> EXERCISE REQUIREMENTS
Please set down the data word for word; images do not go in the copy.

[Dataset entries]
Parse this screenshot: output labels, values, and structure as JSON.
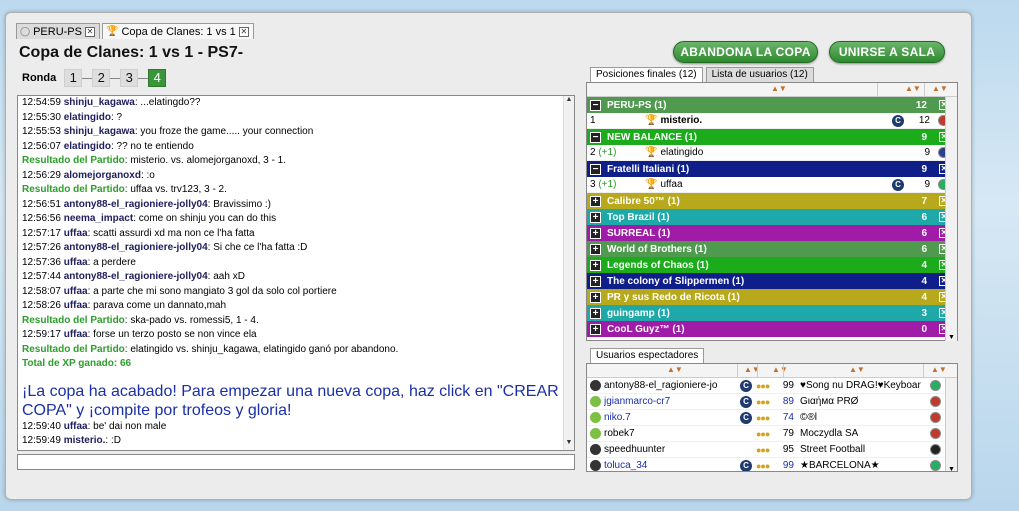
{
  "tabs": [
    {
      "label": "PERU-PS",
      "active": false
    },
    {
      "label": "Copa de Clanes: 1 vs  1",
      "active": true
    }
  ],
  "title": "Copa de Clanes: 1 vs  1   - PS7-",
  "buttons": {
    "leave": "ABANDONA LA COPA",
    "join": "UNIRSE A SALA"
  },
  "ronda": {
    "label": "Ronda",
    "rounds": [
      "1",
      "2",
      "3",
      "4"
    ],
    "current": "4"
  },
  "chat": [
    {
      "time": "12:54:59",
      "user": "shinju_kagawa",
      "text": ": ...elatingdo??"
    },
    {
      "time": "12:55:30",
      "user": "elatingido",
      "text": ": ?"
    },
    {
      "time": "12:55:53",
      "user": "shinju_kagawa",
      "text": ": you froze the game..... your connection"
    },
    {
      "time": "12:56:07",
      "user": "elatingido",
      "text": ": ?? no te entiendo"
    },
    {
      "time": "",
      "result": "Resultado del Partido",
      "text": ": misterio. vs. alomejorganoxd, 3 - 1."
    },
    {
      "time": "12:56:29",
      "user": "alomejorganoxd",
      "text": ": :o"
    },
    {
      "time": "",
      "result": "Resultado del Partido",
      "text": ": uffaa vs. trv123, 3 - 2."
    },
    {
      "time": "12:56:51",
      "user": "antony88-el_ragioniere-jolly04",
      "text": ": Bravissimo :)"
    },
    {
      "time": "12:56:56",
      "user": "neema_impact",
      "text": ": come on shinju you can do this"
    },
    {
      "time": "12:57:17",
      "user": "uffaa",
      "text": ": scatti assurdi xd ma non ce l'ha fatta"
    },
    {
      "time": "12:57:26",
      "user": "antony88-el_ragioniere-jolly04",
      "text": ": Si che ce l'ha fatta :D"
    },
    {
      "time": "12:57:36",
      "user": "uffaa",
      "text": ": a perdere"
    },
    {
      "time": "12:57:44",
      "user": "antony88-el_ragioniere-jolly04",
      "text": ": aah xD"
    },
    {
      "time": "12:58:07",
      "user": "uffaa",
      "text": ": a parte che mi sono mangiato 3 gol da solo col portiere"
    },
    {
      "time": "12:58:26",
      "user": "uffaa",
      "text": ": parava come un dannato,mah"
    },
    {
      "time": "",
      "result": "Resultado del Partido",
      "text": ": ska-pado vs. romessi5, 1 - 4."
    },
    {
      "time": "12:59:17",
      "user": "uffaa",
      "text": ": forse un terzo posto se non vince ela"
    },
    {
      "time": "",
      "result": "Resultado del Partido",
      "text": ": elatingido vs. shinju_kagawa, elatingido ganó por abandono."
    },
    {
      "time": "",
      "result": "Total de XP ganado: 66",
      "text": ""
    }
  ],
  "cup_end": "¡La copa ha acabado! Para empezar una nueva copa, haz click en \"CREAR COPA\" y ¡compite por trofeos y gloria!",
  "chat_after": [
    {
      "time": "12:59:40",
      "user": "uffaa",
      "text": ": be' dai non male"
    },
    {
      "time": "12:59:49",
      "user": "misterio.",
      "text": ": :D"
    }
  ],
  "standings_tabs": [
    "Posiciones finales (12)",
    "Lista de usuarios (12)"
  ],
  "standings": [
    {
      "name": "PERU-PS (1)",
      "points": "12",
      "color": "#4f9a4f",
      "expanded": true,
      "player": {
        "pos": "1",
        "gain": "",
        "name": "misterio.",
        "points": "12",
        "bold": true,
        "trophy": true,
        "badge": true,
        "flag": "#c0392b"
      }
    },
    {
      "name": "NEW BALANCE (1)",
      "points": "9",
      "color": "#1bab1b",
      "expanded": true,
      "player": {
        "pos": "2",
        "gain": "(+1)",
        "name": "elatingido",
        "points": "9",
        "bold": false,
        "trophy": true,
        "badge": false,
        "flag": "#2c3e90"
      }
    },
    {
      "name": "Fratelli Italiani (1)",
      "points": "9",
      "color": "#0f1f8a",
      "expanded": true,
      "player": {
        "pos": "3",
        "gain": "(+1)",
        "name": "uffaa",
        "points": "9",
        "bold": false,
        "trophy": true,
        "badge": true,
        "flag": "#27ae60"
      }
    },
    {
      "name": "Calibre 50™ (1)",
      "points": "7",
      "color": "#b8a81b",
      "expanded": false
    },
    {
      "name": "Top Brazil (1)",
      "points": "6",
      "color": "#1fa8a8",
      "expanded": false
    },
    {
      "name": "SURREAL (1)",
      "points": "6",
      "color": "#a01ba8",
      "expanded": false
    },
    {
      "name": "World of Brothers (1)",
      "points": "6",
      "color": "#4f9a4f",
      "expanded": false
    },
    {
      "name": "Legends of Chaos (1)",
      "points": "4",
      "color": "#1bab1b",
      "expanded": false
    },
    {
      "name": "The colony of Slippermen (1)",
      "points": "4",
      "color": "#0f1f8a",
      "expanded": false
    },
    {
      "name": "PR y sus Redo de Ricota (1)",
      "points": "4",
      "color": "#b8a81b",
      "expanded": false
    },
    {
      "name": "guingamp (1)",
      "points": "3",
      "color": "#1fa8a8",
      "expanded": false
    },
    {
      "name": "CooL Guyz™ (1)",
      "points": "0",
      "color": "#a01ba8",
      "expanded": false
    }
  ],
  "spectators_tab": "Usuarios espectadores",
  "spectators": [
    {
      "name": "antony88-el_ragioniere-jo",
      "blue": false,
      "ball": "#333",
      "badge": true,
      "level": "99",
      "team": "♥Song nu DRAG!♥Keyboar",
      "flag": "#27ae60"
    },
    {
      "name": "jgianmarco-cr7",
      "blue": true,
      "ball": "#7bc043",
      "badge": true,
      "level": "89",
      "team": "Gιαήмα PRØ",
      "flag": "#c0392b"
    },
    {
      "name": "niko.7",
      "blue": true,
      "ball": "#7bc043",
      "badge": true,
      "level": "74",
      "team": "©®l",
      "flag": "#c0392b"
    },
    {
      "name": "robek7",
      "blue": false,
      "ball": "#7bc043",
      "badge": false,
      "level": "79",
      "team": "Moczydla SA",
      "flag": "#c0392b"
    },
    {
      "name": "speedhuunter",
      "blue": false,
      "ball": "#333",
      "badge": false,
      "level": "95",
      "team": "Street Football",
      "flag": "#222"
    },
    {
      "name": "toluca_34",
      "blue": true,
      "ball": "#333",
      "badge": true,
      "level": "99",
      "team": "★BARCELONA★",
      "flag": "#27ae60"
    }
  ]
}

> YOUR SOLUTION
Parse this screenshot: output labels, values, and structure as JSON.
{
  "tabs": [
    {
      "label": "PERU-PS",
      "active": false
    },
    {
      "label": "Copa de Clanes: 1 vs  1",
      "active": true
    }
  ],
  "title": "Copa de Clanes: 1 vs  1   - PS7-",
  "buttons": {
    "leave": "ABANDONA LA COPA",
    "join": "UNIRSE A SALA"
  },
  "ronda": {
    "label": "Ronda",
    "rounds": [
      "1",
      "2",
      "3",
      "4"
    ],
    "current": "4"
  },
  "chat": [
    {
      "time": "12:54:59",
      "user": "shinju_kagawa",
      "text": ": ...elatingdo??"
    },
    {
      "time": "12:55:30",
      "user": "elatingido",
      "text": ": ?"
    },
    {
      "time": "12:55:53",
      "user": "shinju_kagawa",
      "text": ": you froze the game..... your connection"
    },
    {
      "time": "12:56:07",
      "user": "elatingido",
      "text": ": ?? no te entiendo"
    },
    {
      "time": "",
      "result": "Resultado del Partido",
      "text": ": misterio. vs. alomejorganoxd, 3 - 1."
    },
    {
      "time": "12:56:29",
      "user": "alomejorganoxd",
      "text": ": :o"
    },
    {
      "time": "",
      "result": "Resultado del Partido",
      "text": ": uffaa vs. trv123, 3 - 2."
    },
    {
      "time": "12:56:51",
      "user": "antony88-el_ragioniere-jolly04",
      "text": ": Bravissimo :)"
    },
    {
      "time": "12:56:56",
      "user": "neema_impact",
      "text": ": come on shinju you can do this"
    },
    {
      "time": "12:57:17",
      "user": "uffaa",
      "text": ": scatti assurdi xd ma non ce l'ha fatta"
    },
    {
      "time": "12:57:26",
      "user": "antony88-el_ragioniere-jolly04",
      "text": ": Si che ce l'ha fatta :D"
    },
    {
      "time": "12:57:36",
      "user": "uffaa",
      "text": ": a perdere"
    },
    {
      "time": "12:57:44",
      "user": "antony88-el_ragioniere-jolly04",
      "text": ": aah xD"
    },
    {
      "time": "12:58:07",
      "user": "uffaa",
      "text": ": a parte che mi sono mangiato 3 gol da solo col portiere"
    },
    {
      "time": "12:58:26",
      "user": "uffaa",
      "text": ": parava come un dannato,mah"
    },
    {
      "time": "",
      "result": "Resultado del Partido",
      "text": ": ska-pado vs. romessi5, 1 - 4."
    },
    {
      "time": "12:59:17",
      "user": "uffaa",
      "text": ": forse un terzo posto se non vince ela"
    },
    {
      "time": "",
      "result": "Resultado del Partido",
      "text": ": elatingido vs. shinju_kagawa, elatingido ganó por abandono."
    },
    {
      "time": "",
      "result": "Total de XP ganado: 66",
      "text": ""
    }
  ],
  "cup_end": "¡La copa ha acabado! Para empezar una nueva copa, haz click en \"CREAR COPA\" y ¡compite por trofeos y gloria!",
  "chat_after": [
    {
      "time": "12:59:40",
      "user": "uffaa",
      "text": ": be' dai non male"
    },
    {
      "time": "12:59:49",
      "user": "misterio.",
      "text": ": :D"
    }
  ],
  "standings_tabs": [
    "Posiciones finales (12)",
    "Lista de usuarios (12)"
  ],
  "standings": [
    {
      "name": "PERU-PS (1)",
      "points": "12",
      "color": "#4f9a4f",
      "expanded": true,
      "player": {
        "pos": "1",
        "gain": "",
        "name": "misterio.",
        "points": "12",
        "bold": true,
        "trophy": true,
        "badge": true,
        "flag": "#c0392b"
      }
    },
    {
      "name": "NEW BALANCE (1)",
      "points": "9",
      "color": "#1bab1b",
      "expanded": true,
      "player": {
        "pos": "2",
        "gain": "(+1)",
        "name": "elatingido",
        "points": "9",
        "bold": false,
        "trophy": true,
        "badge": false,
        "flag": "#2c3e90"
      }
    },
    {
      "name": "Fratelli Italiani (1)",
      "points": "9",
      "color": "#0f1f8a",
      "expanded": true,
      "player": {
        "pos": "3",
        "gain": "(+1)",
        "name": "uffaa",
        "points": "9",
        "bold": false,
        "trophy": true,
        "badge": true,
        "flag": "#27ae60"
      }
    },
    {
      "name": "Calibre 50™ (1)",
      "points": "7",
      "color": "#b8a81b",
      "expanded": false
    },
    {
      "name": "Top Brazil (1)",
      "points": "6",
      "color": "#1fa8a8",
      "expanded": false
    },
    {
      "name": "SURREAL (1)",
      "points": "6",
      "color": "#a01ba8",
      "expanded": false
    },
    {
      "name": "World of Brothers (1)",
      "points": "6",
      "color": "#4f9a4f",
      "expanded": false
    },
    {
      "name": "Legends of Chaos (1)",
      "points": "4",
      "color": "#1bab1b",
      "expanded": false
    },
    {
      "name": "The colony of Slippermen (1)",
      "points": "4",
      "color": "#0f1f8a",
      "expanded": false
    },
    {
      "name": "PR y sus Redo de Ricota (1)",
      "points": "4",
      "color": "#b8a81b",
      "expanded": false
    },
    {
      "name": "guingamp (1)",
      "points": "3",
      "color": "#1fa8a8",
      "expanded": false
    },
    {
      "name": "CooL Guyz™ (1)",
      "points": "0",
      "color": "#a01ba8",
      "expanded": false
    }
  ],
  "spectators_tab": "Usuarios espectadores",
  "spectators": [
    {
      "name": "antony88-el_ragioniere-jo",
      "blue": false,
      "ball": "#333",
      "badge": true,
      "level": "99",
      "team": "♥Song nu DRAG!♥Keyboar",
      "flag": "#27ae60"
    },
    {
      "name": "jgianmarco-cr7",
      "blue": true,
      "ball": "#7bc043",
      "badge": true,
      "level": "89",
      "team": "Gιαήмα PRØ",
      "flag": "#c0392b"
    },
    {
      "name": "niko.7",
      "blue": true,
      "ball": "#7bc043",
      "badge": true,
      "level": "74",
      "team": "©®l",
      "flag": "#c0392b"
    },
    {
      "name": "robek7",
      "blue": false,
      "ball": "#7bc043",
      "badge": false,
      "level": "79",
      "team": "Moczydla SA",
      "flag": "#c0392b"
    },
    {
      "name": "speedhuunter",
      "blue": false,
      "ball": "#333",
      "badge": false,
      "level": "95",
      "team": "Street Football",
      "flag": "#222"
    },
    {
      "name": "toluca_34",
      "blue": true,
      "ball": "#333",
      "badge": true,
      "level": "99",
      "team": "★BARCELONA★",
      "flag": "#27ae60"
    }
  ]
}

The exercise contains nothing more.